## Try it
Look through the material that follows and show every line with the string "SVGA".
○ ○ ○
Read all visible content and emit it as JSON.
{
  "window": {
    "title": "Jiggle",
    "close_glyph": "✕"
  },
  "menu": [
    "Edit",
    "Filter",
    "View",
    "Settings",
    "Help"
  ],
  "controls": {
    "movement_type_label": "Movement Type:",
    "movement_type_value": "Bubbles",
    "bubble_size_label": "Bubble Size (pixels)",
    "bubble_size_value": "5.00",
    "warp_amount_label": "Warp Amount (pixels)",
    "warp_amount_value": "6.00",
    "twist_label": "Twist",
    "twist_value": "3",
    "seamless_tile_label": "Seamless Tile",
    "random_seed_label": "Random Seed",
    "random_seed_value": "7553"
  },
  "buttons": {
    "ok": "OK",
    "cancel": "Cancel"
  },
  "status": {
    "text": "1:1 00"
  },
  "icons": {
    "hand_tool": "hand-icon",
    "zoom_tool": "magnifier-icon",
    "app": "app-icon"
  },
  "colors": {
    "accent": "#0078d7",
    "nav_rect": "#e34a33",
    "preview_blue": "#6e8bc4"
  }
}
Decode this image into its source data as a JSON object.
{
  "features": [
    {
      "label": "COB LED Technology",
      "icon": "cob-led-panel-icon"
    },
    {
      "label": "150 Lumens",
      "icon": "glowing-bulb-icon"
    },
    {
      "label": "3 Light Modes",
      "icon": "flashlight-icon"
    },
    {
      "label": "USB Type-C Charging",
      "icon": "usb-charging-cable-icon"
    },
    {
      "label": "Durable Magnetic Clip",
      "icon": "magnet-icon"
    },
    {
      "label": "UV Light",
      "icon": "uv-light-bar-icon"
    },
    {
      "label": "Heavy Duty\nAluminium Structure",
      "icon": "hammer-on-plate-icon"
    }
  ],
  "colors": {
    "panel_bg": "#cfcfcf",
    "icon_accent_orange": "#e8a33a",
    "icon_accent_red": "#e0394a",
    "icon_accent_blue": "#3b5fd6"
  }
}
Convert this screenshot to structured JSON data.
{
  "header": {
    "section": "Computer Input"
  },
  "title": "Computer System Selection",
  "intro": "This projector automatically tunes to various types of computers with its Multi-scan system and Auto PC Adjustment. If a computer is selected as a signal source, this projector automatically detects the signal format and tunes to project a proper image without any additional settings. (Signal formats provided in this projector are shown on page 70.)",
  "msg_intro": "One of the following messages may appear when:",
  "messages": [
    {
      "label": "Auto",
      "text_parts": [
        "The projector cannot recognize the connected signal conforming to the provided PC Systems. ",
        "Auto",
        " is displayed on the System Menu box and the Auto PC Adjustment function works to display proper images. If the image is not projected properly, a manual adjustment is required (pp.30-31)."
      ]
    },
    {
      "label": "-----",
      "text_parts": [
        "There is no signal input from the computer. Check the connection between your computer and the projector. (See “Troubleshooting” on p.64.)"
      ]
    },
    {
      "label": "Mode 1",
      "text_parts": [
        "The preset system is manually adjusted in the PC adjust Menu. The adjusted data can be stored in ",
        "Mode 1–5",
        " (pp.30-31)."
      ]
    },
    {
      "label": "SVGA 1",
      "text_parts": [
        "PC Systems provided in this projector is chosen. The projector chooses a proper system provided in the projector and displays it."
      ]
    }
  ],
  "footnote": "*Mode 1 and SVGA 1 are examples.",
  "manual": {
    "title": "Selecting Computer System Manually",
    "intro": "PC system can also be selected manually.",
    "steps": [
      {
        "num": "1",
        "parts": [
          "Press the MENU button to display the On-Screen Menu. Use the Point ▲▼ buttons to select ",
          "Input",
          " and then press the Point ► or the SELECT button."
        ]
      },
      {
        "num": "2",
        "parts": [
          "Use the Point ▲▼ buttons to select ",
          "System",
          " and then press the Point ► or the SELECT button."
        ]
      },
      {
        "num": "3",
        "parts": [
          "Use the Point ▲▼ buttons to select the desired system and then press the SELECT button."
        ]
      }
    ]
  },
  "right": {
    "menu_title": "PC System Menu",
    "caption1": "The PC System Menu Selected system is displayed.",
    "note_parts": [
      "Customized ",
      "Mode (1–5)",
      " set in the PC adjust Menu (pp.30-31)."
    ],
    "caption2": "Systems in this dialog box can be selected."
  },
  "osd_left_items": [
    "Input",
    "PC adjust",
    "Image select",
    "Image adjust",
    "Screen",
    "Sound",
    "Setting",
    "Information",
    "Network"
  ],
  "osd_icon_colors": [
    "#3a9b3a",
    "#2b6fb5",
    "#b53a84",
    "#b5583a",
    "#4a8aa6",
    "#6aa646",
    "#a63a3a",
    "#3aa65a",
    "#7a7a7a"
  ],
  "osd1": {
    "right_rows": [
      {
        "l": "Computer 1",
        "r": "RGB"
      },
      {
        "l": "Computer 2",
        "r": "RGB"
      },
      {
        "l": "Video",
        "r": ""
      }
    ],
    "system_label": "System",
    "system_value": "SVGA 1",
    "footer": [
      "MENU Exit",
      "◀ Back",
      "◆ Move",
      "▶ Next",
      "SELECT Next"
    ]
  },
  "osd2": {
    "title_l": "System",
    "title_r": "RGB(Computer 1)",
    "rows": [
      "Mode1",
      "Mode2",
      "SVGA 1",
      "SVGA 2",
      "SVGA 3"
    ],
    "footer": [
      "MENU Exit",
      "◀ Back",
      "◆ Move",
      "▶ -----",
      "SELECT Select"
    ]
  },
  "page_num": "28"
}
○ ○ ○
## Response to the task
      "label": "SVGA 1",
  "footnote": "*Mode 1 and SVGA 1 are examples.",
    "system_value": "SVGA 1",
      "SVGA 1",
      "SVGA 2",
      "SVGA 3"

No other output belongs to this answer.